They have access to the planes’ logbooks and know everywhere they were flown. “In the future we want to do architecture, so interior design is a good way to start understanding buildings ... we want to know them from the inside out.”
Working mostly by hand, Cheick Diallo and his team of craftsmen in Bamako, Mali, create furniture that is shown at art fairs and biennales around the globe.
Trained as an architect in Paris, Diallo was more interested in the items that furnished a building than the building itself, and found himself designing pieces with a universal appeal but a distinct African voice.
His recycled bent-steel chairs have become iconic representations of his brand.
His work, he says, is "not something very African or very modern. It's contemporary, but with just a little bit more of the touch of African."

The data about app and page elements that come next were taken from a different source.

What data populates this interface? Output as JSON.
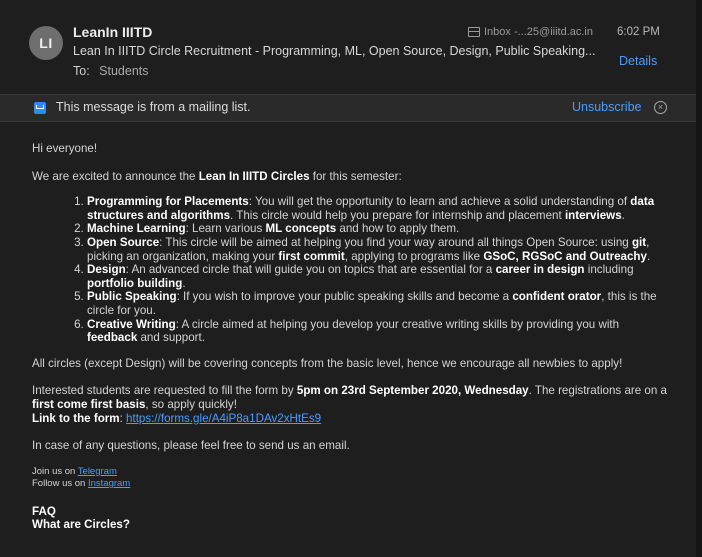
{
  "header": {
    "avatar_initials": "LI",
    "sender": "LeanIn IIITD",
    "subject": "Lean In IIITD Circle Recruitment - Programming, ML, Open Source, Design, Public Speaking...",
    "to_label": "To:",
    "to_value": "Students",
    "mailbox": "Inbox -...25@iiitd.ac.in",
    "time": "6:02 PM",
    "details_label": "Details"
  },
  "banner": {
    "text": "This message is from a mailing list.",
    "unsubscribe_label": "Unsubscribe"
  },
  "body": {
    "greeting": "Hi everyone!",
    "intro_pre": "We are excited to announce the ",
    "intro_bold": "Lean In IIITD Circles",
    "intro_post": " for this semester:",
    "items": [
      {
        "t1b": "Programming for Placements",
        "t2": ": You will get the opportunity to learn and achieve a solid understanding of ",
        "t3b": "data structures and algorithms",
        "t4": ". This circle would help you prepare for internship and placement ",
        "t5b": "interviews",
        "t6": "."
      },
      {
        "t1b": "Machine Learning",
        "t2": ": Learn various ",
        "t3b": "ML concepts",
        "t4": " and how to apply them.",
        "t5b": "",
        "t6": ""
      },
      {
        "t1b": "Open Source",
        "t2": ": This circle will be aimed at helping you find your way around all things Open Source: using ",
        "t3b": "git",
        "t4": ", picking an organization, making your ",
        "t5b": "first commit",
        "t6": ", applying to programs like ",
        "t7b": "GSoC, RGSoC and Outreachy",
        "t8": "."
      },
      {
        "t1b": "Design",
        "t2": ": An advanced circle that will guide you on topics that are essential for a ",
        "t3b": "career in design",
        "t4": " including ",
        "t5b": "portfolio building",
        "t6": "."
      },
      {
        "t1b": "Public Speaking",
        "t2": ": If you wish to improve your public speaking skills and become a ",
        "t3b": "confident orator",
        "t4": ", this is the circle for you.",
        "t5b": "",
        "t6": ""
      },
      {
        "t1b": "Creative Writing",
        "t2": ": A circle aimed at helping you develop your creative writing skills by providing you with ",
        "t3b": "feedback",
        "t4": " and support.",
        "t5b": "",
        "t6": ""
      }
    ],
    "all_circles": "All circles (except Design) will be covering concepts from the basic level, hence we encourage all newbies to apply!",
    "interest_pre": "Interested students are requested to fill the form by ",
    "interest_bold": "5pm on 23rd September 2020, Wednesday",
    "interest_mid": ". The registrations are on a ",
    "interest_bold2": "first come first basis",
    "interest_post": ", so apply quickly!",
    "link_label": "Link to the form",
    "link_sep": ": ",
    "link_url": "https://forms.gle/A4iP8a1DAv2xHtEs9",
    "questions": "In case of any questions, please feel free to send us an email.",
    "join_pre": "Join us on ",
    "join_link": "Telegram",
    "follow_pre": "Follow us on ",
    "follow_link": "Instagram",
    "faq": "FAQ",
    "faq_q1": "What are Circles?"
  }
}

Diallo makes it his business to share his ideas and everything he was fortunate to have been exposed to in Europe. He is passionate about educating, training and communicating with aspiring young designers at home, and has recently opened his own design school in Mali to make this possible.
The graduate of Michaelis School of Art in Cape Town makes pottery inspired by the lines of traditional baskets from her home in Hatfield, Zimbabwe.
She sees design as a way to implement social change, creating employment, skills training and enjoyable work environments. This led her to create a small backyard workshop.
Her team is small and consists of a line of craftsmen from the same family, who also make their own clay. Their pieces travel with a ‘runner” by bus to Johannesburg from where they are exported internationally, with their biggest market in Denmark.
Being a member of DNA has been a meaningful way for her and her team to connect with the world.
The Maverick South African designer makes things happen. Porky dreams up conceptual designs outside the box and makes them possible. His life-size hanging nests for human rest and play, made from materials including cane, steel and leather, are collected locally and abroad.
With extensive experience in advertising, Porky is passionate about design and developing local talent, craft and resources, and has served as an informal mentor to members of the DNA family of designers.
His view on Africa's future: “We have a unique environment that actually gives us world solutions." He believes that even regular electricity cuts will force us to find invaluable solutions. "We think different in Africa,” Porky says, “and that can be an incredible strength.”